Records provided:
⟨
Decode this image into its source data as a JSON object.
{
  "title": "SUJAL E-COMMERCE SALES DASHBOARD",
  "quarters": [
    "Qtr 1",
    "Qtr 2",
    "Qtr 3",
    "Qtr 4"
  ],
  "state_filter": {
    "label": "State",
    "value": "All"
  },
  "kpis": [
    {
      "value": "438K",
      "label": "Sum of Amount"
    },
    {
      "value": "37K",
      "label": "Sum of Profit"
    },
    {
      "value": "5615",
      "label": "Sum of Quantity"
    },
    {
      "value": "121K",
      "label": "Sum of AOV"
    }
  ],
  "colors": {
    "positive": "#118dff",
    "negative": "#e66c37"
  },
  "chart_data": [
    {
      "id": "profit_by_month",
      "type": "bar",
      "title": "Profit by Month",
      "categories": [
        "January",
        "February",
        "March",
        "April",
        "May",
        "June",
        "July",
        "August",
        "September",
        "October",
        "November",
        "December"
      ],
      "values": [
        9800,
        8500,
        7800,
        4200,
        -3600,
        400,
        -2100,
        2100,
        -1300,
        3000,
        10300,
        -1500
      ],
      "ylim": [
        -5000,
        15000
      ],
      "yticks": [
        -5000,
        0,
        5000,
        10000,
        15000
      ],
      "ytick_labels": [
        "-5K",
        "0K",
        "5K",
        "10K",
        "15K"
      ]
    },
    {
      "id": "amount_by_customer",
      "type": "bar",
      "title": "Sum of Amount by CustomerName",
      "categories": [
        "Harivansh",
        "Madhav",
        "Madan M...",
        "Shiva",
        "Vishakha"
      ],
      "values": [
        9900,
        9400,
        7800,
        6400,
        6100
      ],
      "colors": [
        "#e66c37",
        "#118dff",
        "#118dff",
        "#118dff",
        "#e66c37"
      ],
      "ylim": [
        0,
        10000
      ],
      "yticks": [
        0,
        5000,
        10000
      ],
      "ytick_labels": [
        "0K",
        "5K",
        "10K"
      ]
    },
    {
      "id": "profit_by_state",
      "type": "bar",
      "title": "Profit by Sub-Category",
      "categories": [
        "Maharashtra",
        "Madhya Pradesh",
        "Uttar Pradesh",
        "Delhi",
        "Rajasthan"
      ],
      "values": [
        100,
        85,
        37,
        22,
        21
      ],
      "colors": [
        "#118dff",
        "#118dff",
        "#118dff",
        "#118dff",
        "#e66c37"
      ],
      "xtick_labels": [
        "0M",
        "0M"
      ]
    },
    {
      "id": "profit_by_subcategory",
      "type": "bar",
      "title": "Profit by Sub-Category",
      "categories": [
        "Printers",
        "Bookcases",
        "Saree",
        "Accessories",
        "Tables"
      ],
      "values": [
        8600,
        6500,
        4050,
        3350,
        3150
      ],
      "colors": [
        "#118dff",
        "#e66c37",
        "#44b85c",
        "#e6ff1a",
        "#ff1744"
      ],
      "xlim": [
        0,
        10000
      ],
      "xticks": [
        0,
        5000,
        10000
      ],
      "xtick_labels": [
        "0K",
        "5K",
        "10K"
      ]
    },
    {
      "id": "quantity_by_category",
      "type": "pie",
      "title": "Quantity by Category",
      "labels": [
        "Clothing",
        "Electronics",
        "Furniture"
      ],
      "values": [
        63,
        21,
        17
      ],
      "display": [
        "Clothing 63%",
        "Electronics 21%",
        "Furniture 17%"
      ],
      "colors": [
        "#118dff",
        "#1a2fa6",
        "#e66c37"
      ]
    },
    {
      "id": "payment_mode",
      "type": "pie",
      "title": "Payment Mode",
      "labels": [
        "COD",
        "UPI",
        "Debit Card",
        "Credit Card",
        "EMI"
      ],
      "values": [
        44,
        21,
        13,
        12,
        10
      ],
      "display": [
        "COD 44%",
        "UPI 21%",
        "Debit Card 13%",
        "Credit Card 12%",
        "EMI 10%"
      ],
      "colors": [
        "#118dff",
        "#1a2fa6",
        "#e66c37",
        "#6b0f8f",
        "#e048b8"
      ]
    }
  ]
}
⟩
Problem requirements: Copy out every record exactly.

Solution:
Decode this image into its source data as a JSON object.
{
  "title": "SUJAL E-COMMERCE SALES DASHBOARD",
  "quarters": [
    "Qtr 1",
    "Qtr 2",
    "Qtr 3",
    "Qtr 4"
  ],
  "state_filter": {
    "label": "State",
    "value": "All"
  },
  "kpis": [
    {
      "value": "438K",
      "label": "Sum of Amount"
    },
    {
      "value": "37K",
      "label": "Sum of Profit"
    },
    {
      "value": "5615",
      "label": "Sum of Quantity"
    },
    {
      "value": "121K",
      "label": "Sum of AOV"
    }
  ],
  "colors": {
    "positive": "#118dff",
    "negative": "#e66c37"
  },
  "chart_data": [
    {
      "id": "profit_by_month",
      "type": "bar",
      "title": "Profit by Month",
      "categories": [
        "January",
        "February",
        "March",
        "April",
        "May",
        "June",
        "July",
        "August",
        "September",
        "October",
        "November",
        "December"
      ],
      "values": [
        9800,
        8500,
        7800,
        4200,
        -3600,
        400,
        -2100,
        2100,
        -1300,
        3000,
        10300,
        -1500
      ],
      "ylim": [
        -5000,
        15000
      ],
      "yticks": [
        -5000,
        0,
        5000,
        10000,
        15000
      ],
      "ytick_labels": [
        "-5K",
        "0K",
        "5K",
        "10K",
        "15K"
      ]
    },
    {
      "id": "amount_by_customer",
      "type": "bar",
      "title": "Sum of Amount by CustomerName",
      "categories": [
        "Harivansh",
        "Madhav",
        "Madan M...",
        "Shiva",
        "Vishakha"
      ],
      "values": [
        9900,
        9400,
        7800,
        6400,
        6100
      ],
      "colors": [
        "#e66c37",
        "#118dff",
        "#118dff",
        "#118dff",
        "#e66c37"
      ],
      "ylim": [
        0,
        10000
      ],
      "yticks": [
        0,
        5000,
        10000
      ],
      "ytick_labels": [
        "0K",
        "5K",
        "10K"
      ]
    },
    {
      "id": "profit_by_state",
      "type": "bar",
      "title": "Profit by Sub-Category",
      "categories": [
        "Maharashtra",
        "Madhya Pradesh",
        "Uttar Pradesh",
        "Delhi",
        "Rajasthan"
      ],
      "values": [
        100,
        85,
        37,
        22,
        21
      ],
      "colors": [
        "#118dff",
        "#118dff",
        "#118dff",
        "#118dff",
        "#e66c37"
      ],
      "xtick_labels": [
        "0M",
        "0M"
      ]
    },
    {
      "id": "profit_by_subcategory",
      "type": "bar",
      "title": "Profit by Sub-Category",
      "categories": [
        "Printers",
        "Bookcases",
        "Saree",
        "Accessories",
        "Tables"
      ],
      "values": [
        8600,
        6500,
        4050,
        3350,
        3150
      ],
      "colors": [
        "#118dff",
        "#e66c37",
        "#44b85c",
        "#e6ff1a",
        "#ff1744"
      ],
      "xlim": [
        0,
        10000
      ],
      "xticks": [
        0,
        5000,
        10000
      ],
      "xtick_labels": [
        "0K",
        "5K",
        "10K"
      ]
    },
    {
      "id": "quantity_by_category",
      "type": "pie",
      "title": "Quantity by Category",
      "labels": [
        "Clothing",
        "Electronics",
        "Furniture"
      ],
      "values": [
        63,
        21,
        17
      ],
      "display": [
        "Clothing 63%",
        "Electronics 21%",
        "Furniture 17%"
      ],
      "colors": [
        "#118dff",
        "#1a2fa6",
        "#e66c37"
      ]
    },
    {
      "id": "payment_mode",
      "type": "pie",
      "title": "Payment Mode",
      "labels": [
        "COD",
        "UPI",
        "Debit Card",
        "Credit Card",
        "EMI"
      ],
      "values": [
        44,
        21,
        13,
        12,
        10
      ],
      "display": [
        "COD 44%",
        "UPI 21%",
        "Debit Card 13%",
        "Credit Card 12%",
        "EMI 10%"
      ],
      "colors": [
        "#118dff",
        "#1a2fa6",
        "#e66c37",
        "#6b0f8f",
        "#e048b8"
      ]
    }
  ]
}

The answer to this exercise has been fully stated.